Gauteng, you’re overdue for a water wake-up call
The province had better take action now to avoid a Cape Town-type disaster, report warns
A Gauteng water security report has revealed how close the province is to a potential crisis, with water restrictions on the cards if droughts occur.
But, say researchers behind the Water Security Plan for the Gauteng City-Region report, it is not too late to act, especially if lessons from Cape Town's water disaster are heeded.
“You do not want to be in the middle of a crisis like Cape Town was and then have to try come up with a plan. This is about being proactive, preparing well in advance for natural disasters like droughts and then developing plans to mitigate any potential risks,” said the report’s co-author, Gillian Maree.
The report was commissioned by Gauteng premier David Makhura during Cape Town’s water crisis. It contains detailed steps needed to avoid threats to Gauteng’s water security.
Central to the plan, which identifies challenges Gauteng faces to achieve and sustain water security status, is the rebuilding of collapsed wastewater infrastructure.

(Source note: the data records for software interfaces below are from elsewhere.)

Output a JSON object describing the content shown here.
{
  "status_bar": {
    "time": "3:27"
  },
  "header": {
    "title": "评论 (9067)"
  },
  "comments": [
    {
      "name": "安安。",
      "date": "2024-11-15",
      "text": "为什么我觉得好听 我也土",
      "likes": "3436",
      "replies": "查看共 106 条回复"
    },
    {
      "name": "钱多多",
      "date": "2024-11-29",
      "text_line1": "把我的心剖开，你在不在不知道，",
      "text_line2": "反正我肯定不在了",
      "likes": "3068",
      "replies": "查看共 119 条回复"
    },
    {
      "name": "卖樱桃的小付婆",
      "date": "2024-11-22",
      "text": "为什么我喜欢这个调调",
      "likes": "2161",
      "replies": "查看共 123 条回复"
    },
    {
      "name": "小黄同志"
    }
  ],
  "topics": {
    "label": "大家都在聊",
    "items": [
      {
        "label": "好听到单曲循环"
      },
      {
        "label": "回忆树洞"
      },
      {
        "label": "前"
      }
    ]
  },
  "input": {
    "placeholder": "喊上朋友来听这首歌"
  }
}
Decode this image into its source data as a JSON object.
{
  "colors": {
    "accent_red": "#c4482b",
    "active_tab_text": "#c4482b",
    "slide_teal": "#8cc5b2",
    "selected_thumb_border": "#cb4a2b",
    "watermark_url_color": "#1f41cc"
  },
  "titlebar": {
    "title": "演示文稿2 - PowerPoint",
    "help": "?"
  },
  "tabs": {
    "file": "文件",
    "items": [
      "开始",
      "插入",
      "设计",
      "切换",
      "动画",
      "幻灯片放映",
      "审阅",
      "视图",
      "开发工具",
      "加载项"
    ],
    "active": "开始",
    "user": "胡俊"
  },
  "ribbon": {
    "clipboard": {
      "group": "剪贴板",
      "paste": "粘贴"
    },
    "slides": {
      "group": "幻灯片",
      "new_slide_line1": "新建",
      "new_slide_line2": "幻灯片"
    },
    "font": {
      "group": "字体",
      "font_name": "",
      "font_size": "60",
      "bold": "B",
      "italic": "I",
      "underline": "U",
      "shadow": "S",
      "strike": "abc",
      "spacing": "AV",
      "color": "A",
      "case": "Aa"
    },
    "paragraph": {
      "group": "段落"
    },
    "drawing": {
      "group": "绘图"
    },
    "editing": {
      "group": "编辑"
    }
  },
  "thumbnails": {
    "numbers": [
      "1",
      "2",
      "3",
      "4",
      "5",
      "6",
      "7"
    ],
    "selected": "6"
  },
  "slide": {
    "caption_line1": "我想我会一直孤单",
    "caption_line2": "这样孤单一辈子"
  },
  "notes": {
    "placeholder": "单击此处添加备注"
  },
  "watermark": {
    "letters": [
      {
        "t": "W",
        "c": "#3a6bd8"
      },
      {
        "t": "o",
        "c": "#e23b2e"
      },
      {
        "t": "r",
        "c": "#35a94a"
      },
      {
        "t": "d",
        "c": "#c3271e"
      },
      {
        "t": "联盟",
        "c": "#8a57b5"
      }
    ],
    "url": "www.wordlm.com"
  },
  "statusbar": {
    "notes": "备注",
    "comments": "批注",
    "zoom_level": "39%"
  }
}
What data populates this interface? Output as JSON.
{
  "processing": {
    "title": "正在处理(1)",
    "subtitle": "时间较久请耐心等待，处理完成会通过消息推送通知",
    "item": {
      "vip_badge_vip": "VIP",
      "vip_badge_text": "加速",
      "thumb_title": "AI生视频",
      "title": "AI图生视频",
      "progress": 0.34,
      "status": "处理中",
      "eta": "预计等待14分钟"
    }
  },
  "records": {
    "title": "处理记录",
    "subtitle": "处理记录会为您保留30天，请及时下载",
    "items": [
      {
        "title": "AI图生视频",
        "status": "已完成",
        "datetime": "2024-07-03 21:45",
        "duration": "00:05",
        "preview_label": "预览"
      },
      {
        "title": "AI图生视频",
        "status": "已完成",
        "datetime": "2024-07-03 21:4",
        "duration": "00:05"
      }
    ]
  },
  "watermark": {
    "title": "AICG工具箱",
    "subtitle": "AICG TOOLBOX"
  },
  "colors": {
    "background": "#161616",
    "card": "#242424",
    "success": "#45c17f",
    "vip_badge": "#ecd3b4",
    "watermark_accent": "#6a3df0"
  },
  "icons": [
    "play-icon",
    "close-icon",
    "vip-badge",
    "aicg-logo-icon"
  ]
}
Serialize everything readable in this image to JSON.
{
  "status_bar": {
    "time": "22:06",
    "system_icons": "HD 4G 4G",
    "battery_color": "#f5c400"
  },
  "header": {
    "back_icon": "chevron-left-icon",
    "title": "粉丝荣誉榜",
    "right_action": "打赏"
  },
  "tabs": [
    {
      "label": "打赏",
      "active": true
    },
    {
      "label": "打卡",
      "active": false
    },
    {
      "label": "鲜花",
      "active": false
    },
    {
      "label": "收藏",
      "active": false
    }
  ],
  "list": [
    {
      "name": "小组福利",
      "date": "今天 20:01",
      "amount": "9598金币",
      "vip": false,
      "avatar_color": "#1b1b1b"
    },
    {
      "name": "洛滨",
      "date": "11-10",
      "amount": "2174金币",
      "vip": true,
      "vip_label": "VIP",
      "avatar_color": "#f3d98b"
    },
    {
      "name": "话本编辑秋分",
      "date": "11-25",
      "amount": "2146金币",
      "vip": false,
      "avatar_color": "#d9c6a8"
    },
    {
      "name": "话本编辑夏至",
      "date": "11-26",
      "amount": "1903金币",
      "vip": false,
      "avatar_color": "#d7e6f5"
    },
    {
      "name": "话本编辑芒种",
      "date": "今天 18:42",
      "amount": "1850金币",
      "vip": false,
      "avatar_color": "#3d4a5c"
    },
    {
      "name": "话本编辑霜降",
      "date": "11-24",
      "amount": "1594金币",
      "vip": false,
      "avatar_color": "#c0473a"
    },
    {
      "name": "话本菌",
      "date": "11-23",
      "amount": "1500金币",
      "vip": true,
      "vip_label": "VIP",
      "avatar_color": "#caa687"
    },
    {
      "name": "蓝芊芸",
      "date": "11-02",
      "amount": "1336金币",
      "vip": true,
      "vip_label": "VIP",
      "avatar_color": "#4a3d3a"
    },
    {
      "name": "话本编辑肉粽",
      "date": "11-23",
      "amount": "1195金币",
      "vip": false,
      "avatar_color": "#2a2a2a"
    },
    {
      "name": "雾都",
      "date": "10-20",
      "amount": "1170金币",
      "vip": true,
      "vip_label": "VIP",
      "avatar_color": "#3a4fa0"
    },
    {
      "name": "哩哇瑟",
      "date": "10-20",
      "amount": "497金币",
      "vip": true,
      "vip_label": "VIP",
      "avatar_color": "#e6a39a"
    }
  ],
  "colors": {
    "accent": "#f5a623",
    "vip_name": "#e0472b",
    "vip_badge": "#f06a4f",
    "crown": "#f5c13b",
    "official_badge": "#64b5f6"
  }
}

Makhura told Times Select water security was a huge concern, with problems already occurring in Gauteng, especially in Emfuleni in the Vaal region and Hammanskraal north of Pretoria.
An estimated 150 million litres of raw sewage currently flows into the Vaal River system every day, according to a recent report by the South African Human Rights Commission.
In Emfuleni the army is deploying troops, including engineers, to repair and rebuild wastewater treatment facilities.
The report follows the establishment of a water security war room by Makhura earlier this year to find solutions to stave off water crises.
The document says critical issues that need to be addressed include: Managing growing supply risks;
Securing sufficient and reliable long-term water supplies through reusing water, rainwater harvesting and treating acid mine drainage;
Establishing effective monitoring, operating and maintenance systems for the Integrated Vaal River System [IVRS];
Simultaneously pursuing demand and supply measures;
Reducing daily water consumption;
Fixing institutional weaknesses, which threaten water security, within municipalities and Rand Water;
Ensuring all settlements, including informal areas, have access to water;
Properly managing stormwater systems; and
Addressing city pollution. The authors say Gauteng citizens consume more than 300 litres of water per person per day, the highest in the country and nearly double the international average. To meet the demand, Rand Water draws more water than it is licensed to by the department of water and sanitation. Also, clean drinking water from the Lesotho Highlands Water Project is used to flush pollution from the IVRS.
The IVRS – which is predominantly supplied with water from Lesotho – provides water to nearly 20 million people, including industries, in Gauteng, Mpumalanga, North West, Limpopo and the Free State.
The report points out that 95% of water savings will have to come from Gauteng’s four biggest municipalities, with smaller municipalities having to focus on improving wastewater treatment, “which is a disproportionately large source of pollution”.
Plans must be put in place to educate people and prepare them for water restrictions “as soon as drought risks become evident”.
“Gauteng must never take its water security for granted. The province depends on [water] supplies from a large, highly engineered system and a few local sources that draw water from different river basins across six provinces.
“The climate that supports these supplies is extremely arable with a history of unpredictable multi-year droughts.”
The authors say that as Gauteng’s population and the economy grows, its water security must constantly be reviewed, especially “if our water supply is to continue to sustain people”.
“Cape Town has shown how quickly a large city can enter a crisis if not prepared.”
The plan says that as an immediate priority to address water security, phase 2 of the Lesotho Highland Water Project – construction of the Polihali dam – must be completed on time.
“Until that is done the province will be at risk of supply shortages if there is a prolonged dry period.”
Phase 2 was scheduled to be completed in 2019, but is now only expected to go online in 2026, according to the report.
The plan also calls for the building of water-resilient settlements and getting people to understand how water reaches their homes and workplaces.
“Water is everyone’s business and water security must be a collective effort … Water consumption must be kept at sustainable levels.”
Maree said that while the province was not at yet panic point or heading down a “Cape Town route”, it did not mean Gauteng was not at risk.
“This document shows how we are water wasters using drinking water to fill pools while there are households which don’t have access to water. We must pay attention to our water situation, realise there will be droughts and water restrictions, and that we need to prepare for these challenges and address threats, especially biological ones [sewage leaks].”